A NATIONAL PARK ON THE MOON? — There is a proposal in Congress to create a National Historical Park on the moon to commemorate and protect the six Apollo landing sites: Moon Bill Would Create National Park to Protect Apollo Landing Sites. Given the historical significance of these sites, I think this is a good idea, even though the sites are not in the sovereign territories of the United States. However, given human nature, I predict that artifacts at these sites will be disturbed and/or stolen by the end of this century.
THE RAT ON MARS — In case you missed it, this may have been a bigger cover-up than the Face on Mars. NASA has completely ignored clear evidence of mammalian life on Mars: Curiosity Rover leaving ‘Mars rat’ behind.
NOT A GOOD TIME TO BE A CHRISTIAN IN THE MIDDLE EAST — For obvious reasons, Christians in countries such as Egypt and Syria tend to be wary of “Islamist” governments. The Islamist response tends to be rather harsh: Egypt’s Christians face backlash for Morsi ouster.
Grace and Peace
Some day, however, I will be dead. I’ll be under a tombstone, providing nutrients for worms and soil bacteria. But as a Christian, I believe that my death will not be the end of my existence.
The Christian hope is for physical resurrection in a real body in a real physical realm—the New Earth. Just as Christ rose from the dead in glory with a real body—he ate real food and invited Thomas to touch his wounds—so also will we be given a new body that will be freed from the corruption that characterizes our current existence.

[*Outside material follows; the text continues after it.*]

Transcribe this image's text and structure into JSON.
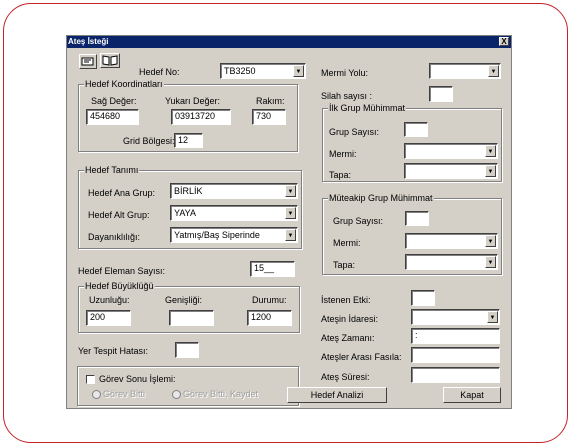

The biblical picture of the resurrection is not one of disembodied spirits floating in the clouds playing harps. This ethereal existence is what many people picture as “eternal life,” but it is not found in the Bible. The Bible does not portray us going up to “heaven” as much as it paints a picture of heaven coming down to Earth. At that point, God’s people will experience the oft-repeated Old Testament promise that “I will walk among you and will be your God, and you shall be my people” (Lev 26:12 ESV). I look forward to that day with joyful anticipation.
Jesus said to her, “I am the resurrection and the life. Whoever believes in me, though he die, yet shall he live, and everyone who lives and believes in me shall never die. — John 11:25-26 ESV
Then I saw a new heaven and a new earth, for the first heaven and the first earth had passed away, and the sea was no more. And I saw the holy city, new Jerusalem, coming down out of heaven from God, prepared as a bride adorned for her husband. And I heard a loud voice from the throne saying, “Behold, the dwelling place of God is with man. He will dwell with them, and they will be his people, and God himself will be with them as their God. He will wipe away every tear from their eyes, and death shall be no more, neither shall there be mourning, nor crying, nor pain anymore, for the former things have passed away.” And he who was seated on the throne said, “Behold, I am making all things new.” — Revelation 21:1-5 ESV
Grace and Peace